- If something that you consume is in short supply so that the price goes up, you lose in the short term, and this is seen. Beyond this, however, is an unseen process by which all gain. There is adaptation. Responding to the increased cost, we economize on uses, we search for substitutes, and we find or create new sources of supply. The adaptation is not seen because it would require the simultaneous observation of a million small responses.
- Work is stressful, and a predatory employer can increase the stress for the sake of profit. But that is incomplete. In the Marxian perspective there is only one kind of surplus, called profit, one source of surplus, called labour, and one class of recipients, the capitalist class. In the competitive market economy every transaction gives rise to a surplus on both sides. Day by day, billions of small surpluses accrue to both sides, buyers and sellers, that are party to every transaction. In other words, there are surpluses everywhere and they accrue to everyone; they are not the monopoly of one class. But this, too, is not seen.
- Everyone getting together to force change does not always make anything better, and this might be the case quite often. This is not seen for two reasons. First, in every case to establish the results of intervention requires the careful construction of a counterfactual (in other words, what would have happened without the intervention) which, to most people, seems intolerably speculative. Second, when intervention has demonstrably not brought about the benefit sought, there is a natural human tendency to shift the responsibility from our own action to the counteraction of those that disagree with us, whom we make into scapegoats.
Whatever things are not seen, it’s hard to know they are there. Understandably, therefore, most people stick to the economics of what they can see for themselves. Most of those don’t think of themselves as Marxists or even socialists. Still, it ensures a reservoir of instinctive sympathy in our society for ideas that are aligned with Marx's and helps to explain his lasting influence. This reservoir is continually refilled from everyday experience. That's why Marxist ideas live on and will often be well received by well educated, well intentioned people.

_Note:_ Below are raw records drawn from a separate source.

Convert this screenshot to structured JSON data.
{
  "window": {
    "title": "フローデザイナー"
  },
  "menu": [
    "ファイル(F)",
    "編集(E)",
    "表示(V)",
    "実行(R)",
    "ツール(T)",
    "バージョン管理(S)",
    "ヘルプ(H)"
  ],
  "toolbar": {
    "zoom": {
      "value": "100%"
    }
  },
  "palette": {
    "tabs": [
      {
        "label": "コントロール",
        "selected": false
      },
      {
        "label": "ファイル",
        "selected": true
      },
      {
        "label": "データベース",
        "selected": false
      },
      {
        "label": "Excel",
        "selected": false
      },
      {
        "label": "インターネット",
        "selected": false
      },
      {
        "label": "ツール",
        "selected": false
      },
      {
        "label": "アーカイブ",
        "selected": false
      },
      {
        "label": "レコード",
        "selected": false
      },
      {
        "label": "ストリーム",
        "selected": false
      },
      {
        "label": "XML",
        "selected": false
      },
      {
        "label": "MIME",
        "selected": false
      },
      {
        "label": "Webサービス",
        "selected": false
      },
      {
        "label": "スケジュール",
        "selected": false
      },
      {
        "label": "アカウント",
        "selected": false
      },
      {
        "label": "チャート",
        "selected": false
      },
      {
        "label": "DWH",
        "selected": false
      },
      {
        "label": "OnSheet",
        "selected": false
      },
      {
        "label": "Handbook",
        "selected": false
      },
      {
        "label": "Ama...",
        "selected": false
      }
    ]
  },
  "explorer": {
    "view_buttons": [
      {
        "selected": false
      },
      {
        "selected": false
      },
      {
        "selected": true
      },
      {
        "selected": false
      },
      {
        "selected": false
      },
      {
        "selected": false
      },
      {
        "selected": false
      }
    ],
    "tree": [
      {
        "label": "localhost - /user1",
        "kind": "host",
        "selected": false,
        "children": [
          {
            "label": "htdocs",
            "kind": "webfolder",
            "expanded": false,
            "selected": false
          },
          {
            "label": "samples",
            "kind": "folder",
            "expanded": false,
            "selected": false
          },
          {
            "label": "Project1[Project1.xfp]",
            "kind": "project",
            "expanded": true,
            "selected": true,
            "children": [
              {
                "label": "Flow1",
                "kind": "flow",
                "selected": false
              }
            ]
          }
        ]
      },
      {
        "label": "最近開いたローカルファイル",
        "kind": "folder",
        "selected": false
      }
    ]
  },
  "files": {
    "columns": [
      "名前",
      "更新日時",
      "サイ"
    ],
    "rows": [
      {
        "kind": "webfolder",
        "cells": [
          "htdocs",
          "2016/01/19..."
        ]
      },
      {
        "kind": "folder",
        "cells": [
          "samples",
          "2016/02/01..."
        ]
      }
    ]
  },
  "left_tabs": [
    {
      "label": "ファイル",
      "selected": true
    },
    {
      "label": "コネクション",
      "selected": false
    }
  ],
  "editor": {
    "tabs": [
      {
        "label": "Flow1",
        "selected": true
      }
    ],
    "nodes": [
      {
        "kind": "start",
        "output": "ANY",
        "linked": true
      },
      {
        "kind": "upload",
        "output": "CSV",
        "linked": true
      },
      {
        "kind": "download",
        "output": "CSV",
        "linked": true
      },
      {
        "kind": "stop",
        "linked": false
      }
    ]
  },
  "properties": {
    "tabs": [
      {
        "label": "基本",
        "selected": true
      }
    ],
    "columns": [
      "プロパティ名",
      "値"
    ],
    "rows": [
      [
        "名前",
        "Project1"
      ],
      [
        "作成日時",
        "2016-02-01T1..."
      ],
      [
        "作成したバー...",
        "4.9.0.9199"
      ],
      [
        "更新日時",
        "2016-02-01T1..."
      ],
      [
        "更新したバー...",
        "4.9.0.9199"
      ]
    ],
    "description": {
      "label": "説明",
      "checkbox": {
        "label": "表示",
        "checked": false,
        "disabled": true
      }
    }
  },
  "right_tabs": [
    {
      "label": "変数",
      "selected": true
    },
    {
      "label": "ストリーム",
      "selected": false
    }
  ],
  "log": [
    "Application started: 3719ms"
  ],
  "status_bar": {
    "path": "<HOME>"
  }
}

Full disclosure: In years gone by I considered myself a Marxist and I read a lot of Marx, Engels, Lenin, Stalin, Mao and others. At various times I joined a Capital reading group, and taught the economics of Marx (alongside Smith, Ricardo, List, and Schumpeter), and I even wrote a pamphlet called The Economics of Capitalism; I still have a copy; one day I’ll scan it and put it on line. Somewhere between that time and this, however, I changed my mind for reasons that I wrote down here.